Dr O’Neill remembers Prof Neale as “a very humane, very interested teacher”. “There was a lack of pretence or showiness about him. He brought a message to the Dublin medical world it needed to hear at that time.”
Graham Neale was born the second of five children of a railway clerk and his Jersey-born wife in Hounslow, Middlesex, in 1929. Educated at Isleworth Grammar School and King’s College, London, he originally qualified as a teacher.
As a teenager he had hankered after a medical career but had no qualifications in chemistry or biology and no money for fees.
After national service in the RAF, however, he used a service gratuity to prepay his fees at Bristol University medical school, where he studied the required subjects during a premedical year and from which he graduated, laden with prizes, in 1960. After a year on a fellowship in Stockholm, he worked successively at Bristol Royal Infirmary and the RPSM at Hammersmith Hospital, specialising in gastroenterology.
After Dublin, he worked at Addenbrooke’s Hospital in Cambridge, where he helped to develop a pioneering method of intravenous feeding and lectured at the university. After retirement, he continued his academic work at University College and Imperial College, London.
Later in his career Neale became much concerned with patient safety, and was a trustee of the charity Action against Medical Accidents. He was lead clinician of a renowned study, Adverse Effects in British Hospitals, which has been cited more than 1,500 times in scientific journals. He was frequently called to appear as an expert witness.
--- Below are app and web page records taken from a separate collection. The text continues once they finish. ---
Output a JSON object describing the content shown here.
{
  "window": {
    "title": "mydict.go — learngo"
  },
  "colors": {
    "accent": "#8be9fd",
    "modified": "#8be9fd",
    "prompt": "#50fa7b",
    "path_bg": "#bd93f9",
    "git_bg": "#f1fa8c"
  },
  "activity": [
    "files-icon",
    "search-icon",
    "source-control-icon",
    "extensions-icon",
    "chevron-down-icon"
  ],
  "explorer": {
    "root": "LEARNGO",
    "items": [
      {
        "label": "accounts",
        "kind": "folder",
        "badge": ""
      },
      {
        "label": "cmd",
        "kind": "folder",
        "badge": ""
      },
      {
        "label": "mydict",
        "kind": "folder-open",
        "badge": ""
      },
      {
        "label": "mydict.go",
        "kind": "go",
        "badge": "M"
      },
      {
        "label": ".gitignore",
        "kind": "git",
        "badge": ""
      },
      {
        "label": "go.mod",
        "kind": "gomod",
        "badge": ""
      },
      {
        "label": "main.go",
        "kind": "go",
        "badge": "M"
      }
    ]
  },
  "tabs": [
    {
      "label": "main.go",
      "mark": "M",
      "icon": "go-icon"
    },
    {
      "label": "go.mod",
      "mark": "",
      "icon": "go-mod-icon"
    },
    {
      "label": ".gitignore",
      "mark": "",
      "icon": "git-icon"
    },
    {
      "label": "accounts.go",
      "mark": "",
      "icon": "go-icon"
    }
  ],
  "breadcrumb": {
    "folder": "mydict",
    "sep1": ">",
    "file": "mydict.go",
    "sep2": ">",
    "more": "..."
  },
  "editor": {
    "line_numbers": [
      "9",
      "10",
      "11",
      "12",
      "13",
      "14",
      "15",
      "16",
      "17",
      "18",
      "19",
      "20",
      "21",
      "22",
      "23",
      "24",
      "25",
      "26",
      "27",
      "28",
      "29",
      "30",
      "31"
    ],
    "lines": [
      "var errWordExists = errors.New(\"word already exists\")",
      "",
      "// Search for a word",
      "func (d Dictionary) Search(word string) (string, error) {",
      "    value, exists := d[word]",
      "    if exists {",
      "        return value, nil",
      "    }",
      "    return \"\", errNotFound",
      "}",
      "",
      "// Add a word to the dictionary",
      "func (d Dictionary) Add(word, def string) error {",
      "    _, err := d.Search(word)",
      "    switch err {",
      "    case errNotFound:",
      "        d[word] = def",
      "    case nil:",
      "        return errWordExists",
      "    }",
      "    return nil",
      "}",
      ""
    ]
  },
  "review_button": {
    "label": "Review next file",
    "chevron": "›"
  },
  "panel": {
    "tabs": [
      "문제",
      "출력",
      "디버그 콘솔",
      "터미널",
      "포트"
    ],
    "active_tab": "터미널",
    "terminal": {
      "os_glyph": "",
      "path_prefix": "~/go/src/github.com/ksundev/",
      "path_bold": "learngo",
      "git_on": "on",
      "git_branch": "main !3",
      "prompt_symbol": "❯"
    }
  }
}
Neale was married twice, first to Shirley Green, with whom he had a son and a daughter, Ian and Elizabeth, (marriage dissolved); second, in 1971, to Rosemary Geoghegan, with whom he also had a son and a daughter, Fiona and Johnathan. He is survived by his children and grandchildren.